| What is required |
Which of the lines below contain the string "bord"? Pull each one out of the data.

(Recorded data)
%%

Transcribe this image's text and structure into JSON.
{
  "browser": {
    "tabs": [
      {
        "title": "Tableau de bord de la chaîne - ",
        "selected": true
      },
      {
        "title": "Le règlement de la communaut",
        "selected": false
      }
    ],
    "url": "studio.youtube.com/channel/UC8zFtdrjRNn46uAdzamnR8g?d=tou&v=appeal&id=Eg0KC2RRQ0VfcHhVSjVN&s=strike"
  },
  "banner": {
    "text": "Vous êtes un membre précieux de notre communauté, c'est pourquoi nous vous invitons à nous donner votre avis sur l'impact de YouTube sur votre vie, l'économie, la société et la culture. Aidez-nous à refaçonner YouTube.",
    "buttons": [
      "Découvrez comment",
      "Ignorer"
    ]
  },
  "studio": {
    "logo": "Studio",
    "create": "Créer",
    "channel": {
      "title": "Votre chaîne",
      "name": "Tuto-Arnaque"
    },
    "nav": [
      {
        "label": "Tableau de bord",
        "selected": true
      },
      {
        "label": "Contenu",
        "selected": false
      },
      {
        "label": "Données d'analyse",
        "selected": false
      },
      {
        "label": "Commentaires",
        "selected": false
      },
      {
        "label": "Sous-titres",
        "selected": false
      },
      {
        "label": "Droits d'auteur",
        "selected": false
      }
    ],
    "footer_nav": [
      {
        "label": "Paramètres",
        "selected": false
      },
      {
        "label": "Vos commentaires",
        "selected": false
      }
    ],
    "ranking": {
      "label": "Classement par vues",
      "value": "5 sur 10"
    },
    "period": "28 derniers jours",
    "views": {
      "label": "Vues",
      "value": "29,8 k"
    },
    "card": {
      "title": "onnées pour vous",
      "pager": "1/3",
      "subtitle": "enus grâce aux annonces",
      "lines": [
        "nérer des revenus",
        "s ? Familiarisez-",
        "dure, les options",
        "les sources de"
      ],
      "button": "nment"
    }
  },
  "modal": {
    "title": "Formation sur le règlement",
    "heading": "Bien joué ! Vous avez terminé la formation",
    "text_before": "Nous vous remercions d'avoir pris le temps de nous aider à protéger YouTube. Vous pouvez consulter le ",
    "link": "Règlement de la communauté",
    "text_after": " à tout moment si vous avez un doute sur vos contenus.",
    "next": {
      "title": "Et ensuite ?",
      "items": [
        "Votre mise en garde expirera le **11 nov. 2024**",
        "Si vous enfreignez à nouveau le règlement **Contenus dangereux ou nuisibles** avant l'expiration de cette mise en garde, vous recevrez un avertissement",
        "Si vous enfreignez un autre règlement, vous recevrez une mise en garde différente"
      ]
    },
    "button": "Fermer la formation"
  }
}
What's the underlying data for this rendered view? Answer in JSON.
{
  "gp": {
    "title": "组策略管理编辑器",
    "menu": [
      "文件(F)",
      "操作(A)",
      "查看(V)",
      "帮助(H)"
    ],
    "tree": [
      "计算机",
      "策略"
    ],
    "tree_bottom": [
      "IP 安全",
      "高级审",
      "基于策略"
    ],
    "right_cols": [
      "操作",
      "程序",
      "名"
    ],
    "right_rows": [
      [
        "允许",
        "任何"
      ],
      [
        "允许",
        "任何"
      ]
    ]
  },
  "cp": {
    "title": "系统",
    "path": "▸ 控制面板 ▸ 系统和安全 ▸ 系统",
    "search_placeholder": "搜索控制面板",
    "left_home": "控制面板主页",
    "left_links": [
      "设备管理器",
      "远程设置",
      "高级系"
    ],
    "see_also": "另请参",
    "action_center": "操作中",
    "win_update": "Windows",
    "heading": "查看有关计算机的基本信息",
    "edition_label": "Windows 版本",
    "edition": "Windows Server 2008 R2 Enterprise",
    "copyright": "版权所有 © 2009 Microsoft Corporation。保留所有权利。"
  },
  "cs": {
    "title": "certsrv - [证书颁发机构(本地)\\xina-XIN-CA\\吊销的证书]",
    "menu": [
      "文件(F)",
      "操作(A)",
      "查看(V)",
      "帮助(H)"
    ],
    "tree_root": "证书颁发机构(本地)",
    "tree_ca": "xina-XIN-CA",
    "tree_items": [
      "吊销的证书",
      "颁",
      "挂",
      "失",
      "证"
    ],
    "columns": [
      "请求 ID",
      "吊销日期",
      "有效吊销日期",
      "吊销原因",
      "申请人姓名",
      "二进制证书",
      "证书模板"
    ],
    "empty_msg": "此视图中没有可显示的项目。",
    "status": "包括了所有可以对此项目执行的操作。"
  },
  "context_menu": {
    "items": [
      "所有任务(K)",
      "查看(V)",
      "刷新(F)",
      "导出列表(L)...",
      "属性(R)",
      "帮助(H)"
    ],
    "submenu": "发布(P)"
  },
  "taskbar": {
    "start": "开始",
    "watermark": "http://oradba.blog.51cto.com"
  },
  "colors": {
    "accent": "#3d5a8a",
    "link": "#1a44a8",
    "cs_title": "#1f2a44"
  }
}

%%

| Result |
        "title": "Tableau de bord de la chaîne - ",
        "label": "Tableau de bord",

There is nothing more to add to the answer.